Friday, March 11, 2011

Australian Olive Oil Market Progress Report

The most recent figures on world trade in olive oil reveal some interesting facts about the Australian market.

While the data for 2009/10 is provisional and those for 2010/11 are estimates, the proportion of Australian olive oil consumed in the local Australian market has changed by just 3
% over the last 4 years.

Previous analysis by Olive Business has shown that sales of local extra virgin olive oil have made substantial gains ( However, when taken as a percentage of overall olive oil consumption it seems little has changed since the major gains in 2007/8 when the local oils consumed rose from 14% to 23%.

Analysis of the export data also reveals that over the past three
years the percentage of local production exported has not increased.

There could be many reasons for this apparent stagnation of market share. For example, we may be seeing a relative decline in olive oil consumption when compared with other vegetable oils as another Olive Business analysis shows. (

It is notable that there is little or no financial or market modelling of olive oil with competing products providing background for decision making on standards and promotional activities. An investment in models would help predict the impact of price fluctuations, exchange rates, reduced imports, changes in labelling and consumer reaction. This modelling should cover all market segments.

The Australian industry would be well advised to critically examine the complex interactions in the marketplace and reconsider the current marketing strategies. Some of the issues to be considered are:

  1. Why is there little growth in consumption of olive oil in Australia over the last five years?
  2. Why has the proportion of Australian olive oil consumed locally seemingly reached a plateau?
  3. Is price a barrier to consumption when compared with other vegetable oils?
  4. Has the negative publicity about low quality olive oils had an impact on sales overall?
  5. Has the consumption of extra virgin olive oil reached a plateau?
  6. Is there the opportunity to make inroads into the lower quality/price segment of the olive oil market?
  7. Has current marketing strategy achieved as much as it can and is it time for change?

Tuesday, March 1, 2011

Labelling Madness

Yes, I am being driven mad by what should be the simplest of exercises – labelling our extra virgin olive oil.

Not so simple with the multitude of reviews, cessations and new rules which are happening with no coordination and little consideration of the producer’s bottom line.
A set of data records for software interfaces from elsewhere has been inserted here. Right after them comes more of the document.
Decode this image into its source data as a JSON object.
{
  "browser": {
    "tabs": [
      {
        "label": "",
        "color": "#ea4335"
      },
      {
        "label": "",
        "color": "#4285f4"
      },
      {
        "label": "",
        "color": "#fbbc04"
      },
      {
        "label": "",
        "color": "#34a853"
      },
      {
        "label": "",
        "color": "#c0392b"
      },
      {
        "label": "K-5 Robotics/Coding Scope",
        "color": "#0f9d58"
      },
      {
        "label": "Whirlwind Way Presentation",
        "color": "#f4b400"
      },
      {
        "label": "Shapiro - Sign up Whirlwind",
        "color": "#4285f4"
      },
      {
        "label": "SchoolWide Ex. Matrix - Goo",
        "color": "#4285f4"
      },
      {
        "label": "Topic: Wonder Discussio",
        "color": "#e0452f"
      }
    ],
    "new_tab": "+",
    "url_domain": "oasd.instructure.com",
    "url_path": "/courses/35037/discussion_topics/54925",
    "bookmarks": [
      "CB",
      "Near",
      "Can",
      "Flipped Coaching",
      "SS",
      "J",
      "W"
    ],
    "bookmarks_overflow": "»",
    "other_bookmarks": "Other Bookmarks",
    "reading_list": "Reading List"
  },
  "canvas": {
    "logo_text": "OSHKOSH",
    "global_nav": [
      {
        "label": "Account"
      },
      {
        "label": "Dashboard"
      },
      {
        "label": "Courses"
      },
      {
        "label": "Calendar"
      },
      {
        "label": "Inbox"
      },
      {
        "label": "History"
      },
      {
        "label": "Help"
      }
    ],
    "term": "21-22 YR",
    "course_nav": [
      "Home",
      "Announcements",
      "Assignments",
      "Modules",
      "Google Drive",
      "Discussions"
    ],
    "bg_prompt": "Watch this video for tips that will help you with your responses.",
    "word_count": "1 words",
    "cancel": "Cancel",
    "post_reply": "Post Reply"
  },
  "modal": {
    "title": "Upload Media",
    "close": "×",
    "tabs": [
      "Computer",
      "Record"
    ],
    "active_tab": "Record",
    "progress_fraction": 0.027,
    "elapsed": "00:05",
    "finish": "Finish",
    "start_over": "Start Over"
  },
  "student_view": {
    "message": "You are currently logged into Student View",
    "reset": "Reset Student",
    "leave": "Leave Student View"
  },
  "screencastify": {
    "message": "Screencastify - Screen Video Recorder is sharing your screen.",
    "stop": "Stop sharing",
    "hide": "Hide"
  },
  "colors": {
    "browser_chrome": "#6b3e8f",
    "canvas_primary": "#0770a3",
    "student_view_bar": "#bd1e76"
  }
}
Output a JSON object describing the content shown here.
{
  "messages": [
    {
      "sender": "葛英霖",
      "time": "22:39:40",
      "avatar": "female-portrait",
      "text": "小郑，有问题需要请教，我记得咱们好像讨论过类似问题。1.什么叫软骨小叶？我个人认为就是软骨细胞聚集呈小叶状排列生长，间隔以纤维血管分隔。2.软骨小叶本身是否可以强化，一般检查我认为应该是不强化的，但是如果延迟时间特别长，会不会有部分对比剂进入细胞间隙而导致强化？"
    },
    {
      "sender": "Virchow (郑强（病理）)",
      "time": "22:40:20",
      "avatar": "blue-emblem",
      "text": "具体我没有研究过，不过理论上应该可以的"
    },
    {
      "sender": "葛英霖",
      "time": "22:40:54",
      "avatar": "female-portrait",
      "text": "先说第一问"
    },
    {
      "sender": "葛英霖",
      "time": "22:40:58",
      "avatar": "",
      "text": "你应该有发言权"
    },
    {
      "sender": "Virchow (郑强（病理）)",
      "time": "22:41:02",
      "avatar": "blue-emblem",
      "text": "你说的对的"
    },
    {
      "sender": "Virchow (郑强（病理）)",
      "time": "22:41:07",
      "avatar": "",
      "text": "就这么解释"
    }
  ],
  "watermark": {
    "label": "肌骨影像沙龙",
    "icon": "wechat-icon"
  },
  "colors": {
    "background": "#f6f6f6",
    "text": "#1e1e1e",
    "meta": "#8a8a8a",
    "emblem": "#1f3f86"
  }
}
Our olive oil is certified organic, so we have those rules to abide by – submitting our label for approval. AQIS have decided, for reasons best known to themselves, to withdraw the use of their seal so that has to come off our label and we are told that we have to have the IFOAM logo on the label now. Then the OFA are developing a national organic mark which will have to go on the label – they haven’t decided on the symbol yet. Seems like a lot of free advertising on our labels.

Oh yes, AQIS is conducting a review of organic legislation and may be introducing another mandatory regulatory mark for export. Soon there will be so many ‘marks’ on the label there will be little room for anything else.

Wondering what all the acronyms stand for – I am not going to bore you by spelling so many out. So many organisations with a finger in the organic pie.

Now there is the Australian and New Zealand Government’s Food labelling review which is about to report its findings, presumably to be enacted within the year forcing more changes to olive oil labels. These are expected to be more about health claims and nutrition panels – so there goes the back label for redesign.

Then according to the draft of the proposed Australian standards for olive and olive-pomace oils being orchestrated by the AOA and Standards Australia we are going to be expressly forbidden – yes forbidden – to describe our olive as olive oil on the label ( ……..Any other designations (e.g. Olive Oil,…………) are expressly forbidden).

Seriously – they can’t be serious. Added to that there are more rules about what we can use to describe the taste of the oil, whether it was pressed or extracted, hot or cold, first, second or last etc, etc, etc

For export we will still be required to abide by the International Olive Council (IOC) Trade Standard for Olive Oil and Olive Pomace Oils. They differ from the proposed Australian Standard so here comes another label.

We have to have a label designed now for the coming season to replace the perfectly good one we have (we still have a few thousand left) which has been made obsolete by decisions by anonymous committees in far away places. And with all the rule changes in the pipeline the new label will probably be obsolete before it is printed.

For goodness sake, we are just trying to sell olive oil – organic extra virgin olive oil - and make some money out of it. The latter is increasingly hard to achieve with so much time and resources wasted in abiding by these ever changing rules made by those whose product is rules and more rules.